[Start of Attachment]
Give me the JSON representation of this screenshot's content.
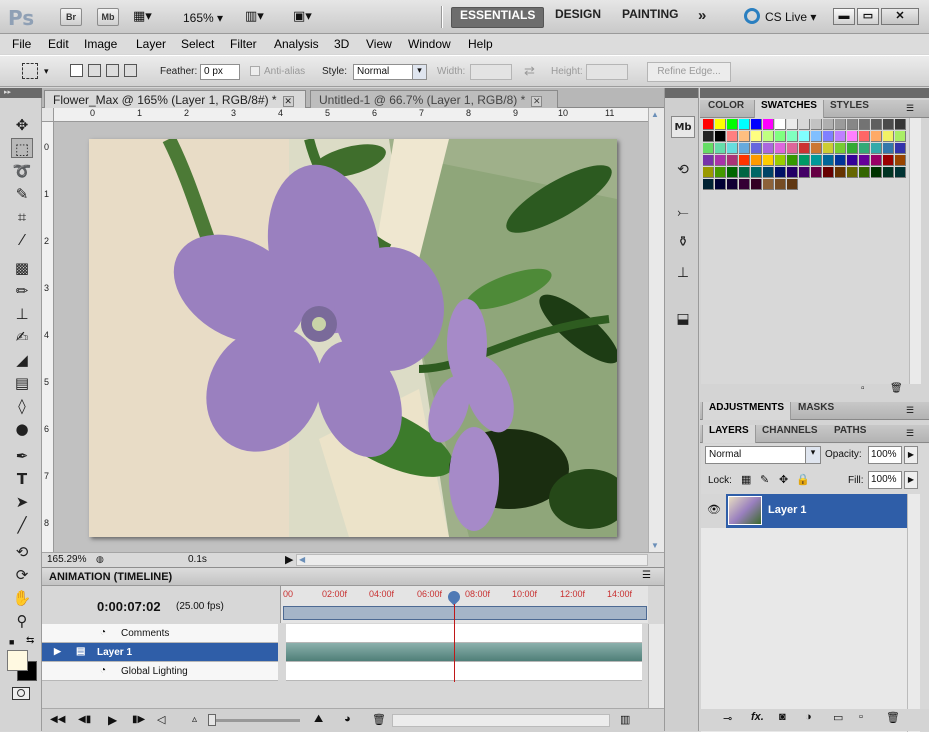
{
  "app": {
    "logo": "Ps",
    "bridge_btn": "Br",
    "minibridge_btn": "Mb",
    "zoom": "165%",
    "workspaces": [
      "ESSENTIALS",
      "DESIGN",
      "PAINTING"
    ],
    "more": "»",
    "cslive": "CS Live"
  },
  "menu": [
    "File",
    "Edit",
    "Image",
    "Layer",
    "Select",
    "Filter",
    "Analysis",
    "3D",
    "View",
    "Window",
    "Help"
  ],
  "options": {
    "feather_label": "Feather:",
    "feather_value": "0 px",
    "antialias_label": "Anti-alias",
    "style_label": "Style:",
    "style_value": "Normal",
    "width_label": "Width:",
    "height_label": "Height:",
    "refine_edge": "Refine Edge..."
  },
  "tabs": [
    {
      "label": "Flower_Max @ 165% (Layer 1, RGB/8#) *"
    },
    {
      "label": "Untitled-1 @ 66.7% (Layer 1, RGB/8) *"
    }
  ],
  "ruler_h": [
    "0",
    "1",
    "2",
    "3",
    "4",
    "5",
    "6",
    "7",
    "8",
    "9",
    "10",
    "11"
  ],
  "ruler_v": [
    "0",
    "1",
    "2",
    "3",
    "4",
    "5",
    "6",
    "7",
    "8"
  ],
  "status": {
    "zoom": "165.29%",
    "time": "0.1s"
  },
  "timeline": {
    "title": "ANIMATION (TIMELINE)",
    "current_time": "0:00:07:02",
    "fps": "(25.00 fps)",
    "ticks": [
      "00",
      "02:00f",
      "04:00f",
      "06:00f",
      "08:00f",
      "10:00f",
      "12:00f",
      "14:00f"
    ],
    "rows": [
      {
        "label": "Comments"
      },
      {
        "label": "Layer 1"
      },
      {
        "label": "Global Lighting"
      }
    ]
  },
  "panels": {
    "color_tabs": [
      "COLOR",
      "SWATCHES",
      "STYLES"
    ],
    "adj_tabs": [
      "ADJUSTMENTS",
      "MASKS"
    ],
    "layer_tabs": [
      "LAYERS",
      "CHANNELS",
      "PATHS"
    ],
    "blend_mode": "Normal",
    "opacity_label": "Opacity:",
    "opacity_value": "100%",
    "lock_label": "Lock:",
    "fill_label": "Fill:",
    "fill_value": "100%",
    "layer_name": "Layer 1"
  },
  "swatch_colors": [
    "#ff0000",
    "#ffff00",
    "#00ff00",
    "#00ffff",
    "#0000ff",
    "#ff00ff",
    "#ffffff",
    "#ebebeb",
    "#d7d7d7",
    "#c3c3c3",
    "#afafaf",
    "#9b9b9b",
    "#878787",
    "#737373",
    "#5f5f5f",
    "#4b4b4b",
    "#373737",
    "#232323",
    "#000000",
    "#ff8080",
    "#ffbf80",
    "#ffff80",
    "#bfff80",
    "#80ff80",
    "#80ffbf",
    "#80ffff",
    "#80bfff",
    "#8080ff",
    "#bf80ff",
    "#ff80ff",
    "#ff6666",
    "#ffaa66",
    "#f2f266",
    "#aaee66",
    "#66dd66",
    "#66ddaa",
    "#66dddd",
    "#66aadd",
    "#6666dd",
    "#aa66dd",
    "#dd66dd",
    "#dd6699",
    "#cc3333",
    "#cc7733",
    "#cccc33",
    "#77cc33",
    "#33aa33",
    "#33aa77",
    "#33aaaa",
    "#3377aa",
    "#3333aa",
    "#7733aa",
    "#aa33aa",
    "#aa3377",
    "#ff3300",
    "#ff9900",
    "#ffcc00",
    "#99cc00",
    "#339900",
    "#009966",
    "#009999",
    "#006699",
    "#003399",
    "#330099",
    "#660099",
    "#990066",
    "#990000",
    "#994400",
    "#999900",
    "#449900",
    "#006600",
    "#006644",
    "#006666",
    "#004466",
    "#001166",
    "#220066",
    "#440066",
    "#660044",
    "#660000",
    "#663300",
    "#666600",
    "#336600",
    "#003300",
    "#003322",
    "#003333",
    "#002233",
    "#000033",
    "#110033",
    "#330033",
    "#330022",
    "#8c6239",
    "#754c24",
    "#603813"
  ]
}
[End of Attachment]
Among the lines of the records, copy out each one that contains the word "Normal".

    "style_value": "Normal",
    "blend_mode": "Normal",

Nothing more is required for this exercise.